One year in, Chaisson says his experience with AWIC has made him a much better communicator. “Working on a board really improves your EQ, or emotional quotient. You learn how to work with different types of people and manage all of those relationships as you move towards a common goal,” he says.
Chaisson says AWIC is currently transitioning from having a working board to more of a governance board; however, he is happy to be involved with the day-to-day operations. “In order to take on more injured wildlife we’re looking to develop the land we recently acquired. What I’m doing for AWIC on an ad hoc basis relates directly to my work – reviewing technical environmental and planning reports and making sure they’re kosher so we can get permits and approvals to build new enclosures. I like the idea of sometimes going into the weeds and getting my hands dirty,” he says.
Chaisson acknowledges that it can be intimidating for younger people to compete with established professionals when it comes to securing a spot on a non-profit board, but the key is to be specific about what you can bring to the table. “As a young professional you’re usually outgunned in terms of actual technical skills, but young professionals can bring energy, a willingness to do whatever has to be done and wear lots of different hats,” he says.
It’s that energy-experience exchange that can lead to great things and take a non-profit organization to the next level, making a strong case for more young professionals to get on board.
Non-profit boards are often looking for volunteers with connections and experience, so it can be tricky for young people, new to the workforce, to become members. Mary Rozsa de Coquet, board chair and president of the Rozsa Foundation, saw that disconnect and decided to do something to remedy it.
“We had all these ready-to-graduate business students who care about the arts, and we had arts boards who needed board members,” Rozsa de Coquet says. “Our role was to connect them.”
Founded in 1990, the Rozsa Foundation is a Calgary-based philanthropic organization with a mission to advocate and build administrative capacity for the arts in Alberta. The organization is part of the legacy of the late Ted and Lola Rozsa, a couple whose charitable largesse extended to numerous local arts groups. The foundation worked with the University of Calgary’s Haskayne Alumni Association and the Board Development Program at Alberta Culture and Tourism to create the Next Step program, which launched in 2012.
The program is designed for business students who have studied arts marketing. Applicants are first invited to attend the Rozsa Foundation’s one-day non-profit governance course. They then complete a questionnaire outlining the type of arts non-profit they’d like to work with and the Rozsa Foundation (often Rozsa de Coquet herself) sets up an interview between the board and the interested participant. If the participant is invited to join, the Rozsa Foundation invites the entire board back within six months to take part in a governance retreat.
Rozsa de Coquet says because most Next Step participants have studied marketing, they are able to make significant contributions in the areas of fundraising, events and social media. “You really see new life in terms of the fundraising and special events,” she says. “Some of these organizations now have social media strategies that didn’t have one before.”
Encouraging young people to get involved early also means that more will stay here and be willing to give back to the city, Rozsa de Coquet says. “Volunteering deepens their roots.”
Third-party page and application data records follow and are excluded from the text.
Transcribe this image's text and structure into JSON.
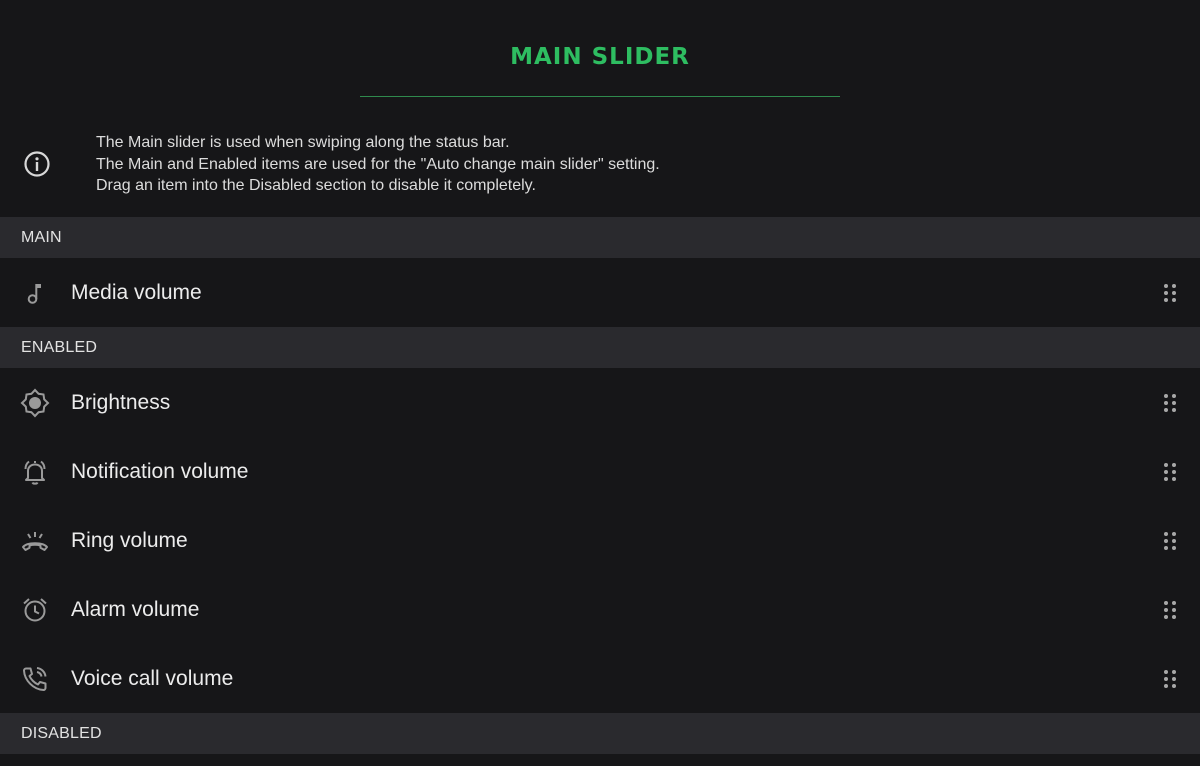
{
  "header": {
    "title": "MAIN SLIDER"
  },
  "info": {
    "icon": "info-icon",
    "lines": [
      "The Main slider is used when swiping along the status bar.",
      "The Main and Enabled items are used for the \"Auto change main slider\" setting.",
      "Drag an item into the Disabled section to disable it completely."
    ]
  },
  "sections": {
    "main": {
      "label": "MAIN",
      "items": [
        {
          "label": "Media volume",
          "icon": "music-note-icon"
        }
      ]
    },
    "enabled": {
      "label": "ENABLED",
      "items": [
        {
          "label": "Brightness",
          "icon": "brightness-icon"
        },
        {
          "label": "Notification volume",
          "icon": "notification-bell-icon"
        },
        {
          "label": "Ring volume",
          "icon": "ring-phone-icon"
        },
        {
          "label": "Alarm volume",
          "icon": "alarm-clock-icon"
        },
        {
          "label": "Voice call volume",
          "icon": "voice-call-icon"
        }
      ]
    },
    "disabled": {
      "label": "DISABLED",
      "items": []
    }
  },
  "colors": {
    "accent": "#2ebd61",
    "background": "#161618",
    "section_header_bg": "#2a2a2e",
    "icon_gray": "#9a9a9a"
  }
}
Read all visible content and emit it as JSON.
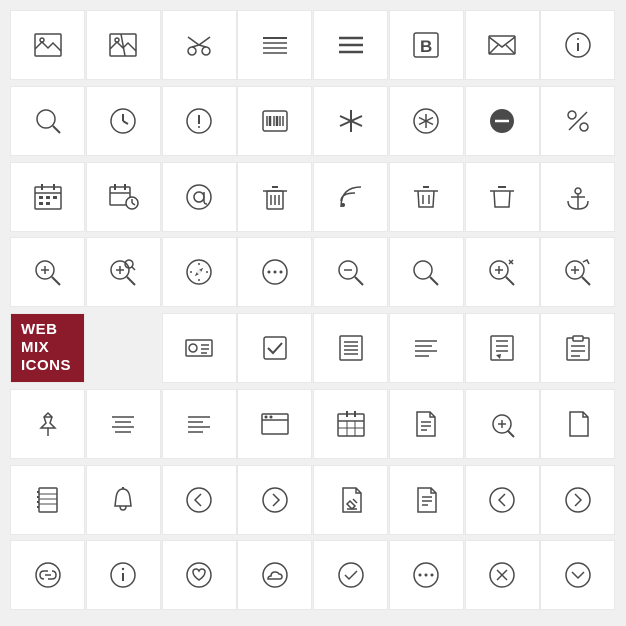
{
  "title": "WEB Mix ICONS",
  "label_line1": "WEB MIX",
  "label_line2": "ICONS",
  "accent_color": "#8b1a2a",
  "icons": [
    {
      "name": "image-icon",
      "desc": "image with mountains"
    },
    {
      "name": "image-broken-icon",
      "desc": "broken image"
    },
    {
      "name": "scissors-icon",
      "desc": "scissors"
    },
    {
      "name": "list-icon",
      "desc": "list lines"
    },
    {
      "name": "menu-icon",
      "desc": "hamburger menu"
    },
    {
      "name": "bold-icon",
      "desc": "bold B"
    },
    {
      "name": "email-icon",
      "desc": "email envelope"
    },
    {
      "name": "info-circle-icon",
      "desc": "info circle"
    },
    {
      "name": "search-icon",
      "desc": "search magnifier"
    },
    {
      "name": "clock-icon",
      "desc": "clock"
    },
    {
      "name": "warning-circle-icon",
      "desc": "warning circle"
    },
    {
      "name": "barcode-icon",
      "desc": "barcode"
    },
    {
      "name": "asterisk-icon",
      "desc": "asterisk"
    },
    {
      "name": "asterisk-circle-icon",
      "desc": "asterisk in circle"
    },
    {
      "name": "minus-circle-icon",
      "desc": "minus circle filled"
    },
    {
      "name": "percent-icon",
      "desc": "percent"
    },
    {
      "name": "calendar-icon",
      "desc": "calendar"
    },
    {
      "name": "calendar-clock-icon",
      "desc": "calendar with clock"
    },
    {
      "name": "at-sign-icon",
      "desc": "at symbol"
    },
    {
      "name": "trash-icon",
      "desc": "trash"
    },
    {
      "name": "rss-icon",
      "desc": "rss feed"
    },
    {
      "name": "trash2-icon",
      "desc": "trash alt"
    },
    {
      "name": "trash3-icon",
      "desc": "trash outline"
    },
    {
      "name": "anchor-icon",
      "desc": "anchor"
    },
    {
      "name": "zoom-in-icon",
      "desc": "zoom in"
    },
    {
      "name": "zoom-search-icon",
      "desc": "zoom search"
    },
    {
      "name": "compass-icon",
      "desc": "compass"
    },
    {
      "name": "dots-icon",
      "desc": "three dots"
    },
    {
      "name": "zoom-out-icon",
      "desc": "zoom out"
    },
    {
      "name": "search2-icon",
      "desc": "search"
    },
    {
      "name": "zoom-in2-icon",
      "desc": "zoom in alt"
    },
    {
      "name": "zoom-up-icon",
      "desc": "zoom up"
    },
    {
      "name": "contact-card-icon",
      "desc": "contact card"
    },
    {
      "name": "checkbox-icon",
      "desc": "checkbox check"
    },
    {
      "name": "checklist-icon",
      "desc": "checklist"
    },
    {
      "name": "text-left-icon",
      "desc": "text align left"
    },
    {
      "name": "notepad-icon",
      "desc": "notepad"
    },
    {
      "name": "clipboard-icon",
      "desc": "clipboard"
    },
    {
      "name": "pin-icon",
      "desc": "pin"
    },
    {
      "name": "lines-center-icon",
      "desc": "lines center"
    },
    {
      "name": "lines-left-icon",
      "desc": "lines left"
    },
    {
      "name": "window-icon",
      "desc": "window"
    },
    {
      "name": "calendar2-icon",
      "desc": "calendar grid"
    },
    {
      "name": "document-lines-icon",
      "desc": "document with lines"
    },
    {
      "name": "magnifier-doc-icon",
      "desc": "magnifier document"
    },
    {
      "name": "document-blank-icon",
      "desc": "blank document"
    },
    {
      "name": "notebook-icon",
      "desc": "notebook"
    },
    {
      "name": "bell-icon",
      "desc": "bell"
    },
    {
      "name": "arrow-left-circle-icon",
      "desc": "arrow left circle"
    },
    {
      "name": "arrow-right-circle-icon",
      "desc": "arrow right circle"
    },
    {
      "name": "edit-doc-icon",
      "desc": "edit document"
    },
    {
      "name": "pen-doc-icon",
      "desc": "pen document"
    },
    {
      "name": "chevron-left-circle-icon",
      "desc": "chevron left circle"
    },
    {
      "name": "chevron-right-circle-icon",
      "desc": "chevron right circle"
    },
    {
      "name": "link-icon",
      "desc": "link"
    },
    {
      "name": "info-circle2-icon",
      "desc": "info circle"
    },
    {
      "name": "heart-circle-icon",
      "desc": "heart circle"
    },
    {
      "name": "cloud-circle-icon",
      "desc": "cloud circle"
    },
    {
      "name": "check-circle-icon",
      "desc": "check circle"
    },
    {
      "name": "dots-circle-icon",
      "desc": "dots circle"
    },
    {
      "name": "x-circle-icon",
      "desc": "x circle"
    },
    {
      "name": "chevron-down-circle-icon",
      "desc": "chevron down circle"
    }
  ]
}
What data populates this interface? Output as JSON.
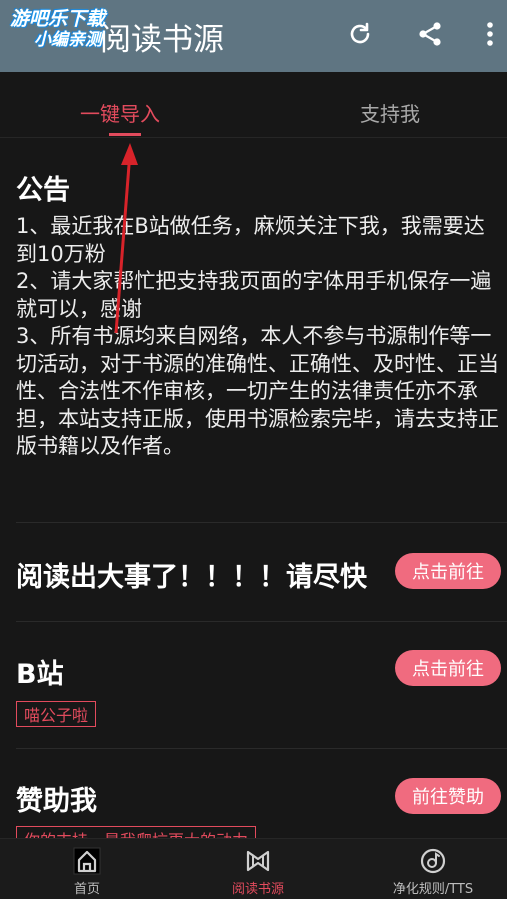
{
  "watermark": {
    "line1": "游吧乐下载",
    "line2": "小编亲测"
  },
  "appbar": {
    "title": "阅读书源"
  },
  "tabs": [
    {
      "label": "一键导入"
    },
    {
      "label": "支持我"
    }
  ],
  "notice": {
    "title": "公告",
    "lines": [
      "1、最近我在B站做任务，麻烦关注下我，我需要达到10万粉",
      "2、请大家帮忙把支持我页面的字体用手机保存一遍就可以，感谢",
      "3、所有书源均来自网络，本人不参与书源制作等一切活动，对于书源的准确性、正确性、及时性、正当性、合法性不作审核，一切产生的法律责任亦不承担，本站支持正版，使用书源检索完毕，请去支持正版书籍以及作者。"
    ]
  },
  "cards": [
    {
      "title": "阅读出大事了！！！！请尽快",
      "button": "点击前往"
    },
    {
      "title": "B站",
      "button": "点击前往",
      "tag": "喵公子啦"
    },
    {
      "title": "赞助我",
      "button": "前往赞助",
      "tag": "你的支持，是我爬坑更大的动力"
    }
  ],
  "bottom_nav": [
    {
      "label": "首页",
      "icon": "home-icon"
    },
    {
      "label": "阅读书源",
      "icon": "book-source-icon"
    },
    {
      "label": "净化规则/TTS",
      "icon": "purify-icon"
    }
  ],
  "colors": {
    "accent": "#e24b5d",
    "button": "#f06b7f",
    "appbar": "#5f7582",
    "background": "#171717"
  }
}
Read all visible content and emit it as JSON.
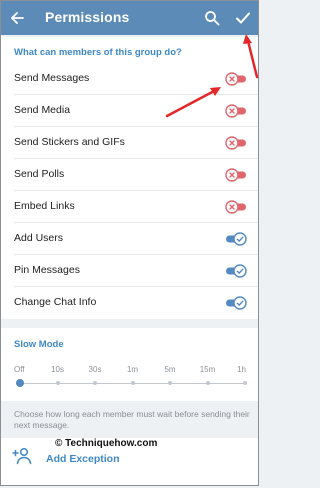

How to join a board
BoardMatch Fundamentals provides free training on board governance and connects prospective board members with the registered charities and not-for-profit organizations that need them.
DiverseCity Onboard is designed to encourage board participation by visible minorities and under-represented immigrants.
Propellus has an extensive database that allows interested volunteers to search for available opportunities.